• INSTRUCTIONS TO FOLLOW:
Check each line of the entries. Copy the ones that contain the string "JSON".

Dataset records
• • • •
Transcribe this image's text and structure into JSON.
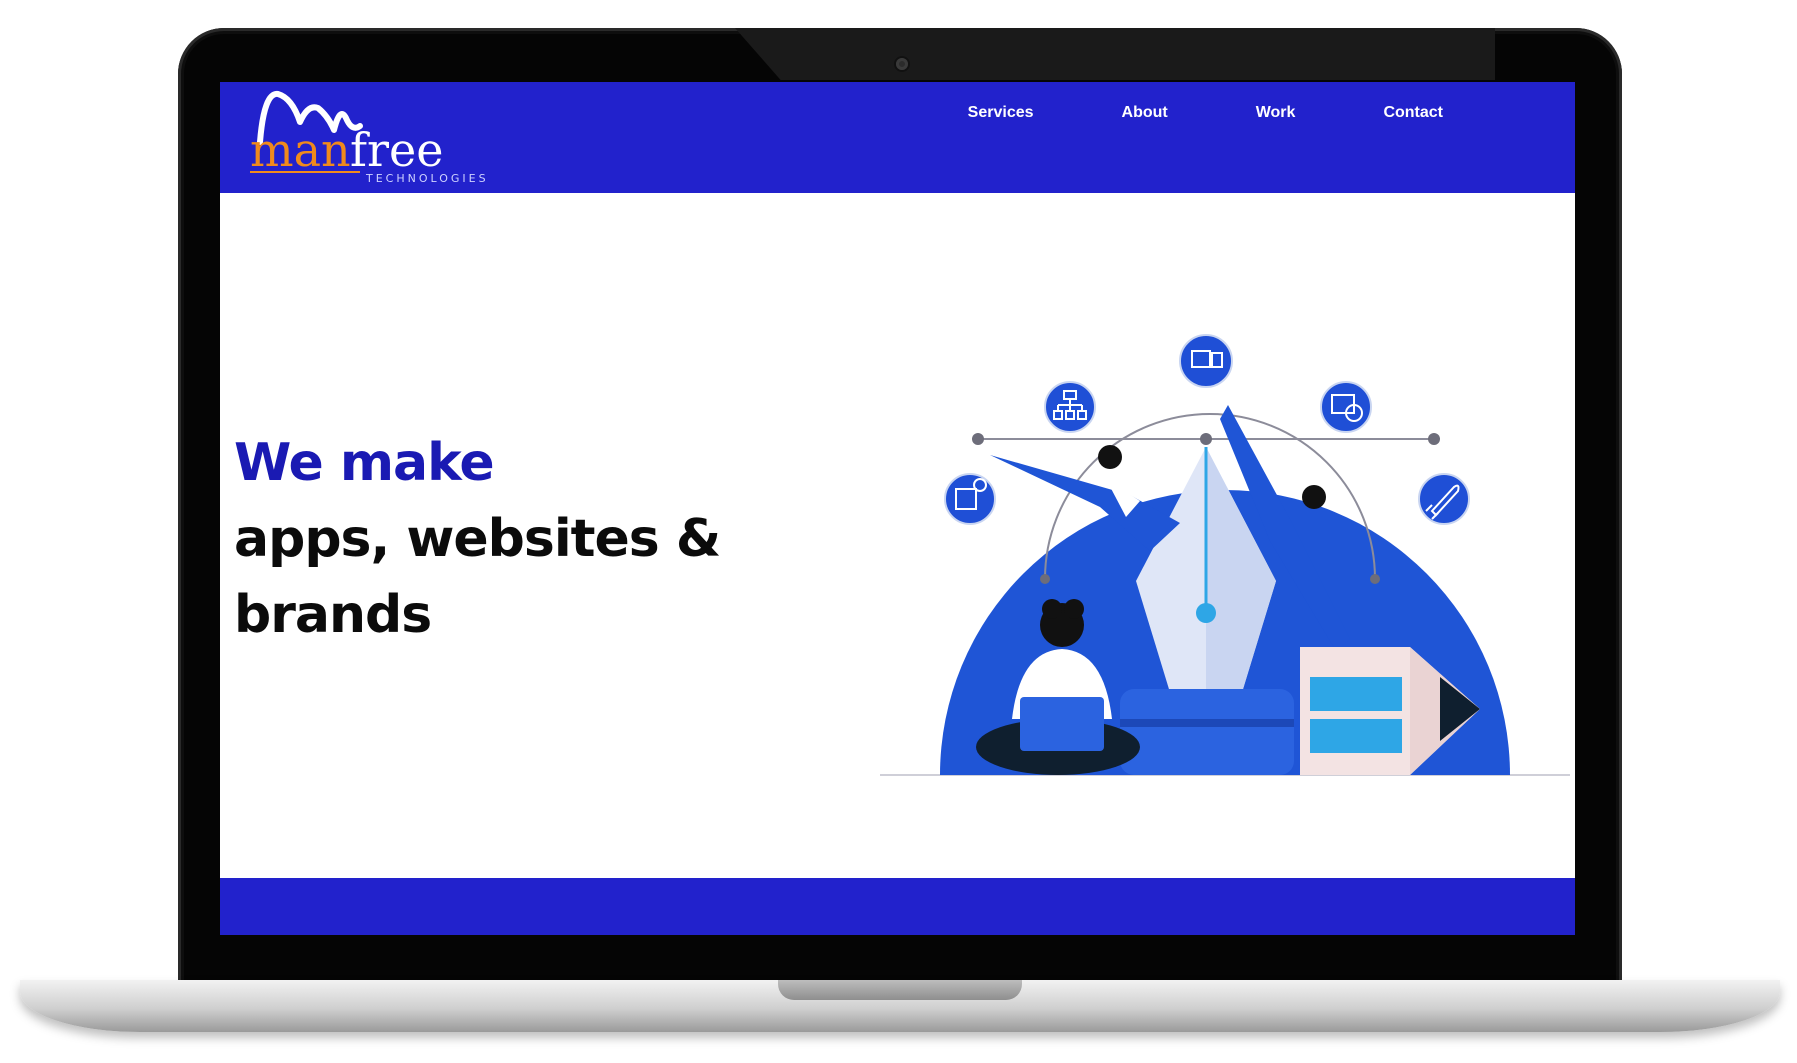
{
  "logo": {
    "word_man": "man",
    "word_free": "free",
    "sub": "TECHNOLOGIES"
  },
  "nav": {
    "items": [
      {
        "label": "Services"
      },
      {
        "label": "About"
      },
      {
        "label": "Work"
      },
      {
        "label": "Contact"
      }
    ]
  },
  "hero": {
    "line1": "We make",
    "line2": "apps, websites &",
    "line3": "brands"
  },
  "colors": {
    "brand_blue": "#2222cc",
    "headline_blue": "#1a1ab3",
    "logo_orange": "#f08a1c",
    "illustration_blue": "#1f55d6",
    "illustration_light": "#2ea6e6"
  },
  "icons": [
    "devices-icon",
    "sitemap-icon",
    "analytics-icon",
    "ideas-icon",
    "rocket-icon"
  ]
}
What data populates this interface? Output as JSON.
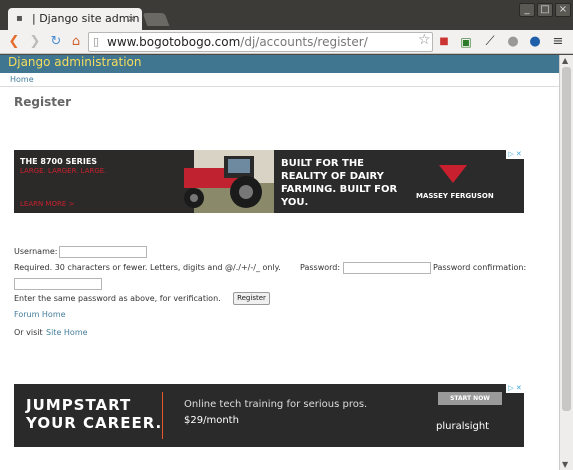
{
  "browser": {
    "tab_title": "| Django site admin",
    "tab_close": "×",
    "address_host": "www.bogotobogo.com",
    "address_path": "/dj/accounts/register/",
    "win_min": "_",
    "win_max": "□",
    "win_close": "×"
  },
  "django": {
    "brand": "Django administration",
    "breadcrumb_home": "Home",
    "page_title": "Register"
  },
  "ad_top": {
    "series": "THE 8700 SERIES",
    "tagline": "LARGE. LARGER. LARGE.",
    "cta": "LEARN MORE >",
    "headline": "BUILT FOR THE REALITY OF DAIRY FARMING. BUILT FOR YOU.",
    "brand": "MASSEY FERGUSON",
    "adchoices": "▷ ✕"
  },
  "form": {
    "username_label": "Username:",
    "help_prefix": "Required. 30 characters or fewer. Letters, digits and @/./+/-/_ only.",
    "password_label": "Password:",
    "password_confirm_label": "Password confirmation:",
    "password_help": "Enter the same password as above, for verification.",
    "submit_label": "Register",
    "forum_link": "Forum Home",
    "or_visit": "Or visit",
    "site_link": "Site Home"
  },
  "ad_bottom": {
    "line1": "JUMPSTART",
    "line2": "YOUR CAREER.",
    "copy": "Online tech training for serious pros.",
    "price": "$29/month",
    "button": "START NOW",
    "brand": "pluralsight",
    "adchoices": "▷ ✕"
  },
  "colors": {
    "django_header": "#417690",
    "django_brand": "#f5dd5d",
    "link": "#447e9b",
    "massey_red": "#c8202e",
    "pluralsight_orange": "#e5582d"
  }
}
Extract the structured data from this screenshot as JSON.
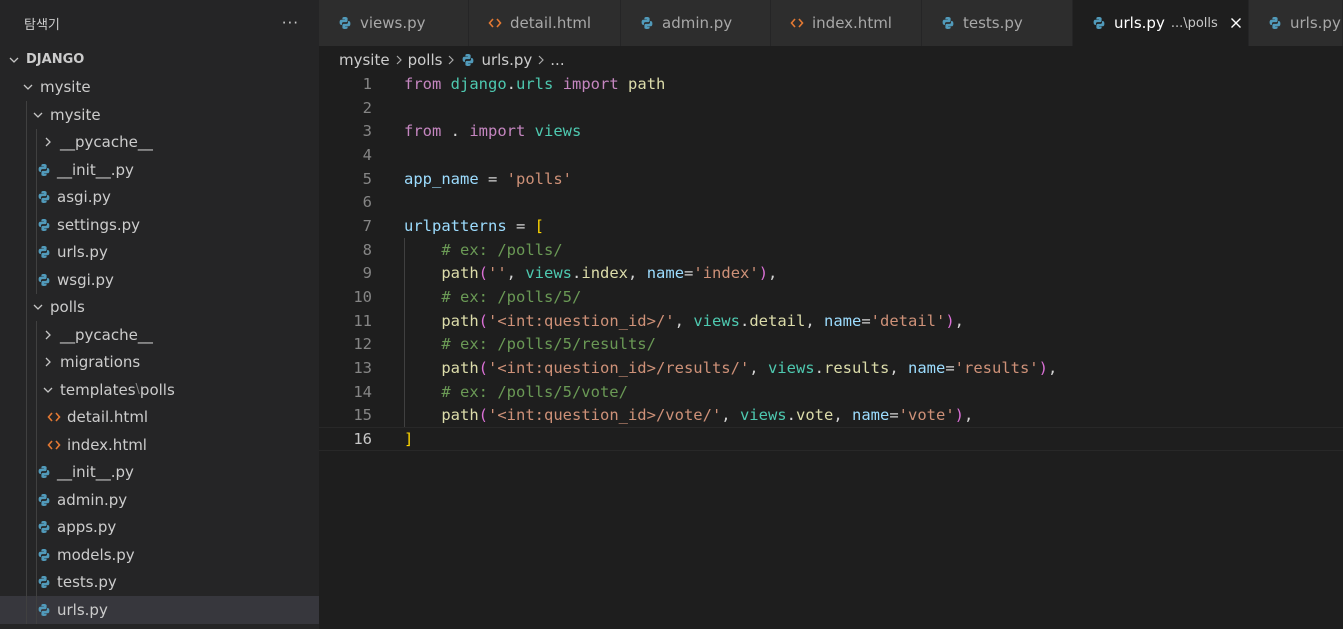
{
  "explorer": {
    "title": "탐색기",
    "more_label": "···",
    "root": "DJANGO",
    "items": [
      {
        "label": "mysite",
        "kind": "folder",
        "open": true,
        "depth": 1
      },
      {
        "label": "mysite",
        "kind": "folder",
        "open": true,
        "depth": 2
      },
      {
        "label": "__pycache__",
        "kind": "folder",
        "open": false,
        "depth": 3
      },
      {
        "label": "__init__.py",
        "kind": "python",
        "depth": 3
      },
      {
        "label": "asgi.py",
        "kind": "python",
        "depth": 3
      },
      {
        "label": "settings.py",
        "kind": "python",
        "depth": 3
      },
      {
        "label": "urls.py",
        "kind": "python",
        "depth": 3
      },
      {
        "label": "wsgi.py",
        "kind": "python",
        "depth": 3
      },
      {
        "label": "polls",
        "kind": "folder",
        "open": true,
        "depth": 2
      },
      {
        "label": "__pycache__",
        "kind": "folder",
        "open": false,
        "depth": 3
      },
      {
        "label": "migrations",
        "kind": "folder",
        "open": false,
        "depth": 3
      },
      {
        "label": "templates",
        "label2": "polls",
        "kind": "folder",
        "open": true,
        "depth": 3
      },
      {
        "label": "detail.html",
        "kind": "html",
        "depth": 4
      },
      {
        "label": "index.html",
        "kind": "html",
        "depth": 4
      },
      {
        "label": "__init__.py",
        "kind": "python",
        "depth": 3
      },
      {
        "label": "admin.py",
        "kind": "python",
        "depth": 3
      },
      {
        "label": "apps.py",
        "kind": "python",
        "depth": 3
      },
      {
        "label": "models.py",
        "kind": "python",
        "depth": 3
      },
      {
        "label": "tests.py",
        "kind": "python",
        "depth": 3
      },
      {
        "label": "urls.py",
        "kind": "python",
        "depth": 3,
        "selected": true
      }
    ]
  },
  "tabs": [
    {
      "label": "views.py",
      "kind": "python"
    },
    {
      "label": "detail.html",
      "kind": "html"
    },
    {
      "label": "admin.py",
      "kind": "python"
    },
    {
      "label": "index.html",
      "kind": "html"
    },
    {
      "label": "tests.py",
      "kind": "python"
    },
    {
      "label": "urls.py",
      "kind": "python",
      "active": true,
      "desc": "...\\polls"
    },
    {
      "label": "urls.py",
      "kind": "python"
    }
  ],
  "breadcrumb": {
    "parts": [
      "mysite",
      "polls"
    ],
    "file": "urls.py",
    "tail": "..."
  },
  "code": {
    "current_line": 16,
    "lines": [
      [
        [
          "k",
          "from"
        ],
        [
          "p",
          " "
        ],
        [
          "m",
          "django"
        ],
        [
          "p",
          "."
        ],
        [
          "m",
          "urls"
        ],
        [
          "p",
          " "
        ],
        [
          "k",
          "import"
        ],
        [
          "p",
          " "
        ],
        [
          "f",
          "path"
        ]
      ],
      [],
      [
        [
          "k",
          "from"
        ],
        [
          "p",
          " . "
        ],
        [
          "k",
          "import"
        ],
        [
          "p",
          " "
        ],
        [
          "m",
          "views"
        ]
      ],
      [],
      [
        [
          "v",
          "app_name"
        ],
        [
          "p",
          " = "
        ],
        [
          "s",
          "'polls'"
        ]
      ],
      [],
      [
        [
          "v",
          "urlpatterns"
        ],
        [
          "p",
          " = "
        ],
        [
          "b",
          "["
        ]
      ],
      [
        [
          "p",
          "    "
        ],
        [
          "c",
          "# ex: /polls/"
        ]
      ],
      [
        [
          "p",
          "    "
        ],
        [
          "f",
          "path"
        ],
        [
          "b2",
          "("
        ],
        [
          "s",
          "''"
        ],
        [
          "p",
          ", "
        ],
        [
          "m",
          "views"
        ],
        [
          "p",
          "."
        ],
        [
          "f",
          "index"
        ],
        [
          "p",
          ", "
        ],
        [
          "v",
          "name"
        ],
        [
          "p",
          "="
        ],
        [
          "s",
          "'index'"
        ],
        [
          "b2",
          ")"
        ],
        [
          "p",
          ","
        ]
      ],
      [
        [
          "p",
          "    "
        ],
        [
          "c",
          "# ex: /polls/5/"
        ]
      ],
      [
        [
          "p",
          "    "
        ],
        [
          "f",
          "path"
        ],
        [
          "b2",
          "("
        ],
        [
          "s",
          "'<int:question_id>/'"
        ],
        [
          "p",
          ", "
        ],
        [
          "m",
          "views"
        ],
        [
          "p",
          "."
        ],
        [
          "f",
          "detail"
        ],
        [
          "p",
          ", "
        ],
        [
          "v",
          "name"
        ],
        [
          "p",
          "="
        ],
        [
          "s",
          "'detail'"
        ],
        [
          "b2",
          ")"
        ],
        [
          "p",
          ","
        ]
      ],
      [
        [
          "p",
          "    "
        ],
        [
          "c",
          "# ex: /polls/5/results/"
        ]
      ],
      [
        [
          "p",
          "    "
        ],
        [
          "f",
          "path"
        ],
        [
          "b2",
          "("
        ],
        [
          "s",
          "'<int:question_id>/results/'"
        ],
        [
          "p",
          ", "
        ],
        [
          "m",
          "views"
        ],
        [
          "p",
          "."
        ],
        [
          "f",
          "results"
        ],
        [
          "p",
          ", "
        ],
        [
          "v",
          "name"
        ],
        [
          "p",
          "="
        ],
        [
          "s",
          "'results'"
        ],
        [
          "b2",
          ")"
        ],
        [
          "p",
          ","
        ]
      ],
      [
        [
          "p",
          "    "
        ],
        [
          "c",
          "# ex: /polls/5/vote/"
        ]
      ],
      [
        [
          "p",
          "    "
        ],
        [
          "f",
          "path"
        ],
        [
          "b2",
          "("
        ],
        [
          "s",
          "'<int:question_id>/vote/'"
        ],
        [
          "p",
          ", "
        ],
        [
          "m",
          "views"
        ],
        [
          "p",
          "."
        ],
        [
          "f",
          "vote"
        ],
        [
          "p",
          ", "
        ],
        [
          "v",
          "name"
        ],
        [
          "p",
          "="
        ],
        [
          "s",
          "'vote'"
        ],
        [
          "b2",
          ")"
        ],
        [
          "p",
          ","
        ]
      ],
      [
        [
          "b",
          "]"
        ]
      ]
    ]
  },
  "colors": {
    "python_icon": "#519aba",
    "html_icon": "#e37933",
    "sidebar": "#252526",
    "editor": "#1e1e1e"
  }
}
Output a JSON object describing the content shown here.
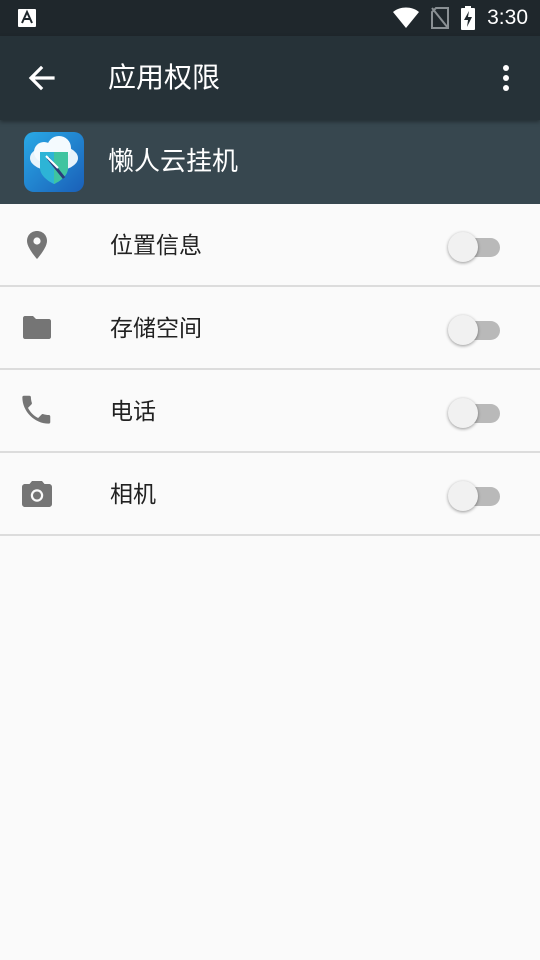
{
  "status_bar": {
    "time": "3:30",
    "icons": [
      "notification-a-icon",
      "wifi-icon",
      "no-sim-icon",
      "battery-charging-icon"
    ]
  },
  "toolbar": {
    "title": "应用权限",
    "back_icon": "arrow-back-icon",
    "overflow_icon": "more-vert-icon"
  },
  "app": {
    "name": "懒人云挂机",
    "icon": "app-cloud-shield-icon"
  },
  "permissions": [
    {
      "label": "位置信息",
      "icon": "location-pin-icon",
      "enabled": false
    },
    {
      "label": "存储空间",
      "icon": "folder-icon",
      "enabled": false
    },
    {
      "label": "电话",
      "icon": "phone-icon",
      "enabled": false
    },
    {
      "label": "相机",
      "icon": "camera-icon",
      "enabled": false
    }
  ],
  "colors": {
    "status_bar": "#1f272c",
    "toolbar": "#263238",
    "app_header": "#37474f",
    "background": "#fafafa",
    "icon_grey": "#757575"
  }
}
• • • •
• ANSWER SECTION:
Transcribe this image's text and structure into JSON.
What data populates this interface? Output as JSON.
Extract the structured data from this screenshot as JSON.
Output a JSON object describing the content shown here.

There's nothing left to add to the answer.